[[ Data for processing open ]]

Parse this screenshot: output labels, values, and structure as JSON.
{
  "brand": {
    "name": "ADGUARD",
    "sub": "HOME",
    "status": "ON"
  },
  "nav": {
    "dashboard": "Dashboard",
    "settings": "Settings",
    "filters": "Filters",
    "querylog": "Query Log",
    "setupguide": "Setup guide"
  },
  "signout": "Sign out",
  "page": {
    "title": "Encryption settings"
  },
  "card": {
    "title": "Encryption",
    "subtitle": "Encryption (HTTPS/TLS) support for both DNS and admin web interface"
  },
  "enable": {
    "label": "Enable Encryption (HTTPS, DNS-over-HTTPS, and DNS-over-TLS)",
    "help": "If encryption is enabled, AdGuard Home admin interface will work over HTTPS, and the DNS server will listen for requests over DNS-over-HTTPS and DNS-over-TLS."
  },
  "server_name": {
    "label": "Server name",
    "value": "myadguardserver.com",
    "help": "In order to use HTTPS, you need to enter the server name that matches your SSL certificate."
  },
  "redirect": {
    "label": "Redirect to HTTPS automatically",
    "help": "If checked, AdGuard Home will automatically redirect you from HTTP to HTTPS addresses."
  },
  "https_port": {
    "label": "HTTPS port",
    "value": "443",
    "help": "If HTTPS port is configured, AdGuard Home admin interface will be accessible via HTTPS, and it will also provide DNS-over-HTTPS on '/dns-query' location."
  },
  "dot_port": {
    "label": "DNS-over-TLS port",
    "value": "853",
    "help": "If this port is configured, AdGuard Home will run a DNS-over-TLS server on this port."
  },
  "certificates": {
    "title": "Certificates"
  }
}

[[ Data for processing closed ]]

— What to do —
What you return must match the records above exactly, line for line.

— Response —
Parse this screenshot: output labels, values, and structure as JSON.
{
  "brand": {
    "name": "ADGUARD",
    "sub": "HOME",
    "status": "ON"
  },
  "nav": {
    "dashboard": "Dashboard",
    "settings": "Settings",
    "filters": "Filters",
    "querylog": "Query Log",
    "setupguide": "Setup guide"
  },
  "signout": "Sign out",
  "page": {
    "title": "Encryption settings"
  },
  "card": {
    "title": "Encryption",
    "subtitle": "Encryption (HTTPS/TLS) support for both DNS and admin web interface"
  },
  "enable": {
    "label": "Enable Encryption (HTTPS, DNS-over-HTTPS, and DNS-over-TLS)",
    "help": "If encryption is enabled, AdGuard Home admin interface will work over HTTPS, and the DNS server will listen for requests over DNS-over-HTTPS and DNS-over-TLS."
  },
  "server_name": {
    "label": "Server name",
    "value": "myadguardserver.com",
    "help": "In order to use HTTPS, you need to enter the server name that matches your SSL certificate."
  },
  "redirect": {
    "label": "Redirect to HTTPS automatically",
    "help": "If checked, AdGuard Home will automatically redirect you from HTTP to HTTPS addresses."
  },
  "https_port": {
    "label": "HTTPS port",
    "value": "443",
    "help": "If HTTPS port is configured, AdGuard Home admin interface will be accessible via HTTPS, and it will also provide DNS-over-HTTPS on '/dns-query' location."
  },
  "dot_port": {
    "label": "DNS-over-TLS port",
    "value": "853",
    "help": "If this port is configured, AdGuard Home will run a DNS-over-TLS server on this port."
  },
  "certificates": {
    "title": "Certificates"
  }
}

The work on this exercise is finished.